EXERCISE DESCRIPTION:
Exactly one number should make up the answer: how many lines of the listing contain the string "podróży".

===

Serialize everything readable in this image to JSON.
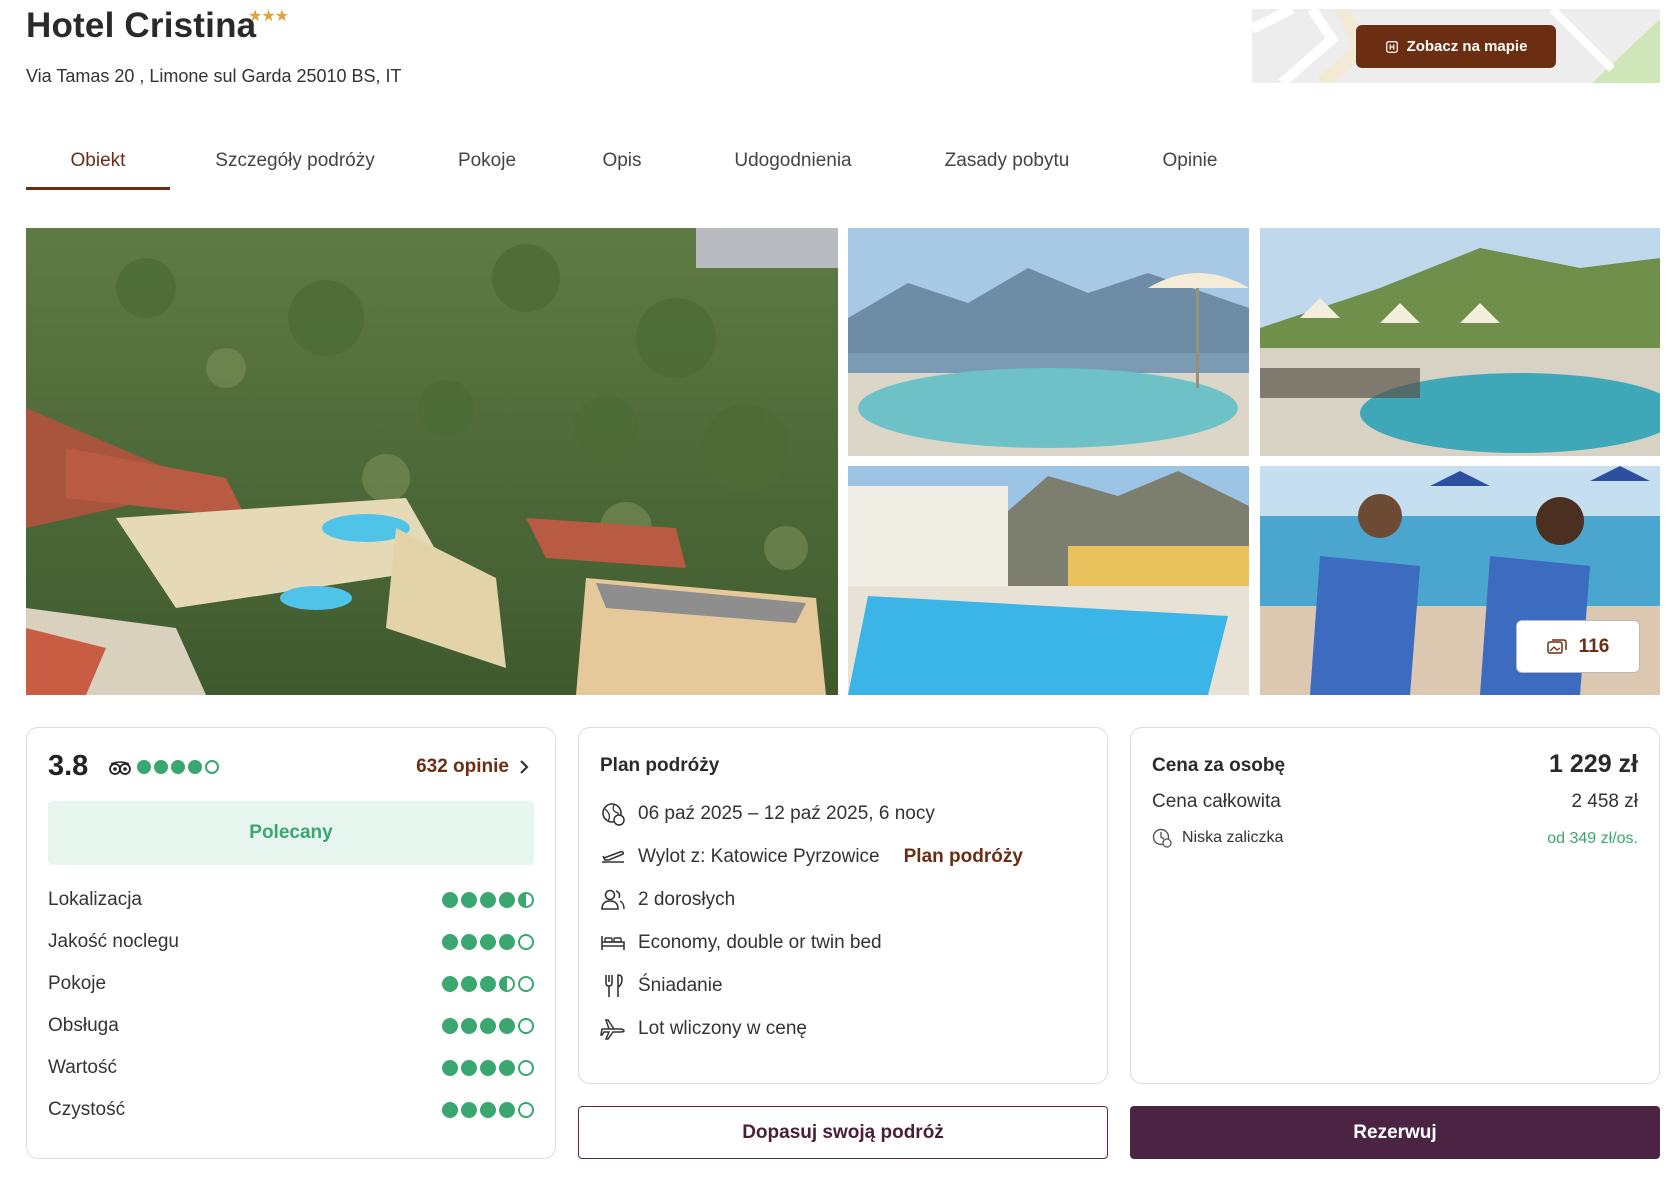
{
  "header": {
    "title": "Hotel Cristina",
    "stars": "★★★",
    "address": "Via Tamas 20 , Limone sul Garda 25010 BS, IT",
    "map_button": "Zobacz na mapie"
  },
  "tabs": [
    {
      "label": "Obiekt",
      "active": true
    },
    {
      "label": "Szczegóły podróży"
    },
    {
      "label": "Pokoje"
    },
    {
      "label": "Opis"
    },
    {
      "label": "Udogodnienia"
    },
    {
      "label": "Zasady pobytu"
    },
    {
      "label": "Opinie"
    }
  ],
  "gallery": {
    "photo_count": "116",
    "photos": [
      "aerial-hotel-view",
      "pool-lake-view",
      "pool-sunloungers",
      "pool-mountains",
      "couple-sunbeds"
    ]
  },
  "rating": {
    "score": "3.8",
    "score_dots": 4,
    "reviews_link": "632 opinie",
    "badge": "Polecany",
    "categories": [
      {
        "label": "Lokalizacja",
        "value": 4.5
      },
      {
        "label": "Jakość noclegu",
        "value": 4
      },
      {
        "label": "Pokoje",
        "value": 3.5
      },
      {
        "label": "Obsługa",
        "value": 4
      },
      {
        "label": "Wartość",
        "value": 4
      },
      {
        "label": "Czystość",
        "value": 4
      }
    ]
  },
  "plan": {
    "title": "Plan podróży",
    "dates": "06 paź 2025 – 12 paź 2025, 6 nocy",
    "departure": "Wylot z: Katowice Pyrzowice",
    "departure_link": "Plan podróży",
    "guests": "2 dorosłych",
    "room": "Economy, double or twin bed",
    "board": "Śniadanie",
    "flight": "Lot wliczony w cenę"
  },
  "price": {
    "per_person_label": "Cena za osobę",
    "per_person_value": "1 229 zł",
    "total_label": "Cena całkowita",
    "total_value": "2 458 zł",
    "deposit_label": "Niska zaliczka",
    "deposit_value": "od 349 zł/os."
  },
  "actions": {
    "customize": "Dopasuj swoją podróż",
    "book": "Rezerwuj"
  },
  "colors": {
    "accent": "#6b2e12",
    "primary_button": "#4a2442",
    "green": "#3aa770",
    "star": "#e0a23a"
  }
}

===

THE ANSWER:
3